Ford Motor (F)
Ford Motor (NYSE: F), is shifting into high gear with impressive finesse. Despite the ongoing temporary setbacks, such as the dispute with the United Auto Workers (UAW), a glance at its latest quarterly report reveals a stellar performance, revealing an 11.9% surge in sales to $45 billion and a net income leap of $1.9 billion. Further bolstered by a compelling $3.8 billion EBIT and a $30 billion cash, Ford distinctly steers forward.
Moreover, particularly noteworthy is that Ford slashed the base price of its electric F-150 Lightning pick-up by an eye-catching $10,000. Additionally, the buzz suggests further price reductions of at least $6,000 on other models and a strategy to triple the F-150 Lightning production by fall.
Yet, the stock trades at just 0.28 times forward sales estimates, more than 65% lower than the sector median. Furthermore, with F stock dipping about 20% over the past year, TipRanks Analysts now forecast a gleaming 22% upside potential. It seems the road ahead for Ford is paved with promise.
Toyota Motor (TM)
With a history steeped in prowess, Toyota Motor (NYSE: TM) has not just carved out a notable share in the American auto space but is also steering attentively toward an electric future.
Using its formidable legacy as a launchpad, Toyota’s current fundamentals exude promise, trading at an appealing 0.8 times forward sales estimates. Additionally, its enticing forward yield of almost 3% continues to lure savvy investors.
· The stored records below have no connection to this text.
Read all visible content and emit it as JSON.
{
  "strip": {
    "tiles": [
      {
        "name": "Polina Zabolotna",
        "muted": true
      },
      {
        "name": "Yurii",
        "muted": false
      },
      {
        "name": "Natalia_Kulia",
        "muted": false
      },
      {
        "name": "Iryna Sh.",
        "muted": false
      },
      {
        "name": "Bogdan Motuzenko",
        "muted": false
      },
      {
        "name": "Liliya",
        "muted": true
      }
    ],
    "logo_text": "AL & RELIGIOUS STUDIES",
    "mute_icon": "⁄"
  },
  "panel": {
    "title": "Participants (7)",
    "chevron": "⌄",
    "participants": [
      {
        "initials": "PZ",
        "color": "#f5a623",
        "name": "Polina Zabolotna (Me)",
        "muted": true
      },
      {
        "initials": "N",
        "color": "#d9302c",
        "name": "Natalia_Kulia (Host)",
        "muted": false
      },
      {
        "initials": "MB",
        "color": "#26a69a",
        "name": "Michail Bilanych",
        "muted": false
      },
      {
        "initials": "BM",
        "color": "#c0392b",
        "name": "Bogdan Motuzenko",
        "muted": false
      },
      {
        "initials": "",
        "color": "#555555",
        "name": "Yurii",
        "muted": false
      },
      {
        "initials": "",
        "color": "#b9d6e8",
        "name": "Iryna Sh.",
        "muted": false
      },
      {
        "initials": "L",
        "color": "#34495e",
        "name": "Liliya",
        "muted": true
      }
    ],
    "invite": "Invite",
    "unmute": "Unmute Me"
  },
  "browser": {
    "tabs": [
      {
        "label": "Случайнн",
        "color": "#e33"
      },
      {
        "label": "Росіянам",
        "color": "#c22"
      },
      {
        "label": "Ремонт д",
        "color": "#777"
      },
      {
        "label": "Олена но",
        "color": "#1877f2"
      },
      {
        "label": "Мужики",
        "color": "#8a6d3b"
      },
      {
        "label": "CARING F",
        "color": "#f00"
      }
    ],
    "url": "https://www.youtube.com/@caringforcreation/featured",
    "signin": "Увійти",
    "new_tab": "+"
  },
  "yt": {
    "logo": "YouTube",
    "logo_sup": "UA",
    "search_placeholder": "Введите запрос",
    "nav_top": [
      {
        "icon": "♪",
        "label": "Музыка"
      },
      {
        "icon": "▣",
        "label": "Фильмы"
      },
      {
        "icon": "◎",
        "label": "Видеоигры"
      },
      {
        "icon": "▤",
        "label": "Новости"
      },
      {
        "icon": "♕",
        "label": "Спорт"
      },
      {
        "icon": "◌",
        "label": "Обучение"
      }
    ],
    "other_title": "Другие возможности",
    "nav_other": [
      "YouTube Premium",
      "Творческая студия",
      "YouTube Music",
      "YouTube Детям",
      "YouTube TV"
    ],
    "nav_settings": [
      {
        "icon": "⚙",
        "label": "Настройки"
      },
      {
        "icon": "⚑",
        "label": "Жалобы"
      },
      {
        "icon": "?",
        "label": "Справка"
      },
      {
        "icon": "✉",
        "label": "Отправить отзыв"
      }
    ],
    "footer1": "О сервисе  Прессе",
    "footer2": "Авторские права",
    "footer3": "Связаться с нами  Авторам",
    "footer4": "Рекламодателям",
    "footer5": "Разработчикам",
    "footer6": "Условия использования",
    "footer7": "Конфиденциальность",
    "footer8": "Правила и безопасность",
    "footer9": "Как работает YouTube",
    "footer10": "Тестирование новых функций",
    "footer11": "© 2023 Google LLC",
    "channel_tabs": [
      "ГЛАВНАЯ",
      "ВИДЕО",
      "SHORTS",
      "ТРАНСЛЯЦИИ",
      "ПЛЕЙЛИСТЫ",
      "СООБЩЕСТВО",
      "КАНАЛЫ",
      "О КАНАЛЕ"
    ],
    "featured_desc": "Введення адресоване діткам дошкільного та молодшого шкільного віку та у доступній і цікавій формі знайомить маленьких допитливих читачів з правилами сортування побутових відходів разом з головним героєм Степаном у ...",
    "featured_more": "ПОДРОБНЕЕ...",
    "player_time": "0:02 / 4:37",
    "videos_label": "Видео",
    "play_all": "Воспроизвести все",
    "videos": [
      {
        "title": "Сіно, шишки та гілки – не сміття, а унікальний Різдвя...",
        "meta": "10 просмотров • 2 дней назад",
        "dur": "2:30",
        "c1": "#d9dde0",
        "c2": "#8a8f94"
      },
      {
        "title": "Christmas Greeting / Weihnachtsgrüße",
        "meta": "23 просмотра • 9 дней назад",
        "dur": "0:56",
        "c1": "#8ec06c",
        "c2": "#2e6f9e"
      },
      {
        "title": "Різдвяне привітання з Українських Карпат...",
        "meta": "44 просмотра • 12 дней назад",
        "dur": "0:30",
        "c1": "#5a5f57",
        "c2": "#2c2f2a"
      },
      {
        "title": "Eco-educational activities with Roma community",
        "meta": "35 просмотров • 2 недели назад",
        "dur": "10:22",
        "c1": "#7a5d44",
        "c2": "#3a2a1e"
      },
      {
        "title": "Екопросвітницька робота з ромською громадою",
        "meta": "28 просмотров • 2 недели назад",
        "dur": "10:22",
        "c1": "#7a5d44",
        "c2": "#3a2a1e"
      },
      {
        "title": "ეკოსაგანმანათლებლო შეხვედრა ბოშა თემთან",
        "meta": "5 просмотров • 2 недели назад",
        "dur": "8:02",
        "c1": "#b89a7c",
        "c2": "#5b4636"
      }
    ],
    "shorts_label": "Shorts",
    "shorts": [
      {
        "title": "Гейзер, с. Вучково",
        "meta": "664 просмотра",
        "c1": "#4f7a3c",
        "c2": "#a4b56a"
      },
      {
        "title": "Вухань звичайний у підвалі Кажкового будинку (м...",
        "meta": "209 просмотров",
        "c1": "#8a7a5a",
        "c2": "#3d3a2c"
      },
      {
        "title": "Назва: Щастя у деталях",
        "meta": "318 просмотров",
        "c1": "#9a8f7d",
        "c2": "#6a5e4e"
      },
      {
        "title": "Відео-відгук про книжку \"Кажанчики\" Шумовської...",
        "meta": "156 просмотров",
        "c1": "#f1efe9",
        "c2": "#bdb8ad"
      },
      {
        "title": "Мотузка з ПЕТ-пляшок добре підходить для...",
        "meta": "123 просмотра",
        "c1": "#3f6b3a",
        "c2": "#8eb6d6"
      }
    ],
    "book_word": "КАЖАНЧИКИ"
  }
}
As 2025 approaches, all eyes are set on Toyota’s unveiling of a pioneering solid-state battery, positioning them at the forefront of affordable EV innovation. Additionally, the company is set to witness a surge in global EV sales, with battery EVs expecting a whopping 137% sales boost in 2024. Additionally, by 2030, Toyota aspires to roll out 3.5 million battery-powered marvels annually, underlining its vigorous growth trajectory. Furthermore, TM stock has risen by a commendable 28% this year, reflecting investor confidence.
General Motors (GM)
Despite the year’s tribulations, General Motors (NYSE: GM) is gearing up for a strong comeback. With supply chain hiccups, labor tensions, and shrinking household wallets, GM’s stock dipped a mere 2.5% since January. Yet, the second quarter showcased a promising earnings-per-share of $1.91, surpassing Wall Street’s $1.85 estimate and an impressive $44.75 billion sales, outdoing a predicted $42.13 billion. This robust performance still makes the stock seem undervalued, trading at just 0.26 times forward sales, more than 65% below the sector’s average.
However, GM is revving its electric ambitions. Targeting a doubling of EV production by year’s end is noteworthy; after all, 50,000 EVs have already rolled off GM’s lines this year. With enthusiasts eagerly eyeing releases like the Silverado EV and Blazer EV, the automaker continues to impress. This make it one of those undervalued auto stocks.
Moreover, a strategic pivot towards in-car software will generate a staggering $25 billion annually by 2030. This diversification elevates the driving experience and promises shareholders a diversified revenue fountain.
On the date of publication, Muslim Farooque did not have (either directly or indirectly) any positions in the securities mentioned in this article. The opinions expressed in this article are those of the writer, subject to the InvestorPlace.com Publishing Guidelines